In 1998, NI engineers created a version of its LabVIEW software for Lego Mindstorms designed for use with the Lego Education robotics platform. And all of the robotic controllers and robots used for the First Robotics competition run on the LabVIEW software platform.
LabVIEW is a system design software used by engineers and scientists to design and control applications. Elon Musk’s SpaceX uses LabVIEW “systems to control launchpad equipment and to command and monitor the Falcon 1 and Falcon 9 launch vehicles and its Dragon spacecraft,” according to National Instruments. Those are the kinds of cool applications that spark student’s interest, Hsu said.
“Engineering is not as well understood in the K-12 space,” Hsu said. “We want to change that. We want to take it to another level. We want to change the classroom.”
National Instruments created a data acquisition tool called myDAQ, which sells for $175, and connects via a USB port to a computer. It partnered with Pitsco Education to create an earthquake table. With the myDAQ device and the earthquake table students can study the effects of earthquakes. National Instruments also created a curriculum as a guide for teachers and students “Understanding Structures & Earthquakes.” The booklet is the first of 12 specialized physics curriculum National Instruments is creating. The other two that are currently available include “Discover Heat Transfer” and “Explore Power and Energy.”
“Teaching is an art,” Hsu said. “If they can get students to start asking questions then they’ve got them.”

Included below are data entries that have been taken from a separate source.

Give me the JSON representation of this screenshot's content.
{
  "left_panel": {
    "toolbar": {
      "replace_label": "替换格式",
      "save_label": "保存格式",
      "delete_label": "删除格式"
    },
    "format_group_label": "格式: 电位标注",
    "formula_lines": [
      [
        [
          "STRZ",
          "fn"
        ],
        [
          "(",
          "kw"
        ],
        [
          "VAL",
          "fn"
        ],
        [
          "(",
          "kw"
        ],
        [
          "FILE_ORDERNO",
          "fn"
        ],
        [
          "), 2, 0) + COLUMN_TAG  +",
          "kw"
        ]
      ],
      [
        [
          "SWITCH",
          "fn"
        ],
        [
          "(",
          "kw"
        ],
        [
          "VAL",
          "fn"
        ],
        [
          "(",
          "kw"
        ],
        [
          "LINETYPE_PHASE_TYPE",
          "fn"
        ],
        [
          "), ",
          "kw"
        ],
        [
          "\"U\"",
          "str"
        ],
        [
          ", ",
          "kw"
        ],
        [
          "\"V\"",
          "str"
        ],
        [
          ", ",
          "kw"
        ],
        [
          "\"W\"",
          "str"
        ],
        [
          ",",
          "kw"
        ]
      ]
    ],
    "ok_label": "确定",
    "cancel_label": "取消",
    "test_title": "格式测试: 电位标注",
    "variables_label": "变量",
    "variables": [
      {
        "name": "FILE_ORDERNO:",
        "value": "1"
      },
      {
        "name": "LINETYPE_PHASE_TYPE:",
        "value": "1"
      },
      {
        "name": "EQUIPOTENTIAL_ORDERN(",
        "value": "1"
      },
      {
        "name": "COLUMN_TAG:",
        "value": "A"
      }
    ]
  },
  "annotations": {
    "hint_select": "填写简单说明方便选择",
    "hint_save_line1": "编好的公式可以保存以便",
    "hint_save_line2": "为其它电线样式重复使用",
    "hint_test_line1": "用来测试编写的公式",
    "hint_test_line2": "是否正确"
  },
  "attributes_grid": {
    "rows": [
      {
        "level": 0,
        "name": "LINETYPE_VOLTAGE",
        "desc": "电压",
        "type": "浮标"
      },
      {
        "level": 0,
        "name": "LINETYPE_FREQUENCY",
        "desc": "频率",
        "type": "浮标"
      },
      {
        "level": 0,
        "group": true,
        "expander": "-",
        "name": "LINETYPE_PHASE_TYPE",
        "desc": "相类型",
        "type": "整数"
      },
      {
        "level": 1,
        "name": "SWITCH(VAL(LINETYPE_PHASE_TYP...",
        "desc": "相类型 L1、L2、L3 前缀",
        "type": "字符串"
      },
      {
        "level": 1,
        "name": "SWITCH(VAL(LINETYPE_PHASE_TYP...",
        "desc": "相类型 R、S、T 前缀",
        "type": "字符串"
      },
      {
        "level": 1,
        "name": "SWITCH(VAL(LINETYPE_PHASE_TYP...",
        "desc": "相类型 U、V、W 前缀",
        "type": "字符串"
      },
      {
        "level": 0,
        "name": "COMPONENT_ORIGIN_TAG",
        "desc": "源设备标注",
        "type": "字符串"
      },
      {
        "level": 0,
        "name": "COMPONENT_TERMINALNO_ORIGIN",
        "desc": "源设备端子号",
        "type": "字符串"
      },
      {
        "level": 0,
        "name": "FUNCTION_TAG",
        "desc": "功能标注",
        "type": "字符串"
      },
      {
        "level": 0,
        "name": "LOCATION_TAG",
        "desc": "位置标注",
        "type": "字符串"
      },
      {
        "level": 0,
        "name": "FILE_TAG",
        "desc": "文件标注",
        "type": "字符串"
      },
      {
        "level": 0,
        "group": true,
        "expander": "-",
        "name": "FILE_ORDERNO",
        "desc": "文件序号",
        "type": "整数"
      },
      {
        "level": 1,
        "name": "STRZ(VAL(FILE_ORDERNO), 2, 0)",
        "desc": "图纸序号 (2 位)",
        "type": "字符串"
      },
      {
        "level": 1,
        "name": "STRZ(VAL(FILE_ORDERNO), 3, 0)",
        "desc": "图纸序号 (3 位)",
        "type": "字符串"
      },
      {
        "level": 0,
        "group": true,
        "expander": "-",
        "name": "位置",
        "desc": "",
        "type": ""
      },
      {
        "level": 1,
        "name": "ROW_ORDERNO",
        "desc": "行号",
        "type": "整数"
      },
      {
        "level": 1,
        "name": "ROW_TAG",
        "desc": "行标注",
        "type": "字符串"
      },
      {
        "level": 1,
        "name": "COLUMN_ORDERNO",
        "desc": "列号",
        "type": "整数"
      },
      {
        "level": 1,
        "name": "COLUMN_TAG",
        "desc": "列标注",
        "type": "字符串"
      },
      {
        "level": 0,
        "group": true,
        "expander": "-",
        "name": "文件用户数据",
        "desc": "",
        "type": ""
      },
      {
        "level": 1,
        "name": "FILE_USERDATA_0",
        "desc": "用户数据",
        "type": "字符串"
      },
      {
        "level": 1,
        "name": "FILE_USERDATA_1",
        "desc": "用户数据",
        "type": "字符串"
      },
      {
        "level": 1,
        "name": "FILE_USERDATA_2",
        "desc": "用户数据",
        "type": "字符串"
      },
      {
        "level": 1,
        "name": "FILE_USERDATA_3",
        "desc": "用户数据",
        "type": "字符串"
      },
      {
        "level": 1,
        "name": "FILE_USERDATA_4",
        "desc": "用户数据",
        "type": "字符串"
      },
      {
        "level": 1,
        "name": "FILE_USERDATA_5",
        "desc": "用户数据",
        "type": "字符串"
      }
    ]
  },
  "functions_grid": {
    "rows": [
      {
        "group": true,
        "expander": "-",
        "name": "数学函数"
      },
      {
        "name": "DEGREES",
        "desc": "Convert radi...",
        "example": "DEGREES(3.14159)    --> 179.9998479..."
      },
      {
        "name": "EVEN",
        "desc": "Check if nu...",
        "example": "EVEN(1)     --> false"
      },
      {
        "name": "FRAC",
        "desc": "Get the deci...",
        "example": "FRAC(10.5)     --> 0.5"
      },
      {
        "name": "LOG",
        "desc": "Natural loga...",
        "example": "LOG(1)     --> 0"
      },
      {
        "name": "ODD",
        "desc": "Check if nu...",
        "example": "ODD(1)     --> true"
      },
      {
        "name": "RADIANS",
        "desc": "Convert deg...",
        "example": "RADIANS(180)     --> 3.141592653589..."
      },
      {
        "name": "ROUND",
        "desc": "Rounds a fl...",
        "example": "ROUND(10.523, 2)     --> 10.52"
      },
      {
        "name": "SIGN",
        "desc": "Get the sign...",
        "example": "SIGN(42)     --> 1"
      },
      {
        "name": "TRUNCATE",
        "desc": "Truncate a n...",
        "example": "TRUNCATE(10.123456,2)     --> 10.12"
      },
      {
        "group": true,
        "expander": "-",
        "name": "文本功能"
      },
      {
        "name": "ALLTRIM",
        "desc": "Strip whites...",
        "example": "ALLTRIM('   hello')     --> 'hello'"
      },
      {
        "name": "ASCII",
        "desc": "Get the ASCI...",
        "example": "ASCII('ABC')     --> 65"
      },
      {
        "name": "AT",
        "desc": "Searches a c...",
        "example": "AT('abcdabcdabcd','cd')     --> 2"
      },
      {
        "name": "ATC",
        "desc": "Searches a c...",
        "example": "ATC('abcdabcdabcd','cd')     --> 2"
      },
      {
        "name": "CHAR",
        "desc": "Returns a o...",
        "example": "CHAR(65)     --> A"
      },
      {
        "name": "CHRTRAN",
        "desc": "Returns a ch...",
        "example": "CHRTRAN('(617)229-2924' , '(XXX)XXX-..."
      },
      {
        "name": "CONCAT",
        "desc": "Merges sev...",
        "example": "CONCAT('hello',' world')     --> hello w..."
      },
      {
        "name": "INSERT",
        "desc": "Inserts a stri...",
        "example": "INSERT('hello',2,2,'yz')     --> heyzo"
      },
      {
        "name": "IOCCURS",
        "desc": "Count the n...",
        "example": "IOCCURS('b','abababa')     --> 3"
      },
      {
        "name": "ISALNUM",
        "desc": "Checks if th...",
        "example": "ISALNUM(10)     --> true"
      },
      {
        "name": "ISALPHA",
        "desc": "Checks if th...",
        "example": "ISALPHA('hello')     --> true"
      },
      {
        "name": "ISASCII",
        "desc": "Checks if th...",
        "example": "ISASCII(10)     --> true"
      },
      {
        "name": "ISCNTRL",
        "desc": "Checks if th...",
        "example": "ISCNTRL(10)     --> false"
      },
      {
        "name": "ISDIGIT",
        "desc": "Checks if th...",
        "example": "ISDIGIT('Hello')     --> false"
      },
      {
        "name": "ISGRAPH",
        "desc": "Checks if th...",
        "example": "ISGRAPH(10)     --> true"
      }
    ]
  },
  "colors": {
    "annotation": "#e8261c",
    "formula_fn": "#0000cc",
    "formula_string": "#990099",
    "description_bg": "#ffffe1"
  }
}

National Instruments is also working with Carnegie Mellon University to create a pathway for students to get certified in LabVIEW with a badging system to mark each of their milestones. It’s all about making real life engineering work relevant and engaging to students, Hsu said.
During this week’s two-day training session at National Instruments, teachers learned how to teach lessons on the properties of waves and sound including frequency, wavelengths, the Doppler effect, resonance and more.
Tom Hsu and Manos Chaniotakis, with Ergopedia and authors of a new physics textbook, led the instruction.
“Our focus is to make sure we get reality into the curriculum,” Chaniotakis said.
Texas is going through adoption of a new physics textbook for the first time in 11 years. The latest book emphasis hands-on learning, said Chaniotakis. It has an e-book component, which can be accessed by computer, tablet or smartphone. It features videos, illustrations and more features that extend the paper textbook and provide the student with more opportunities for learning.
“Hands on is the key,” Chaniotakis said. “You learn better by doing something.”
Unfortunately, Texas lawmakers just passed H.B. 5, which makes physics and optional class for high school students, Hsu said.
Joni Milanovich, a physics teacher with Roosevelt High School in San Antonio, liked the training at National Instruments and the new textbook and the interactive approach to teaching.
“It’s vey hands on,” she said.
If she gives her students a paper assignment, they won’t do it often, she said. But if it’s on the computer, they are more engaged, she said.
“They are used to using electronics and equipment to do their homework and labs,” she said.
National Instruments’ technology focused on the K-12 market will be on display next week at the U.S. News STEM Solutions Conference, June 17-19 at the Austin Convention Center.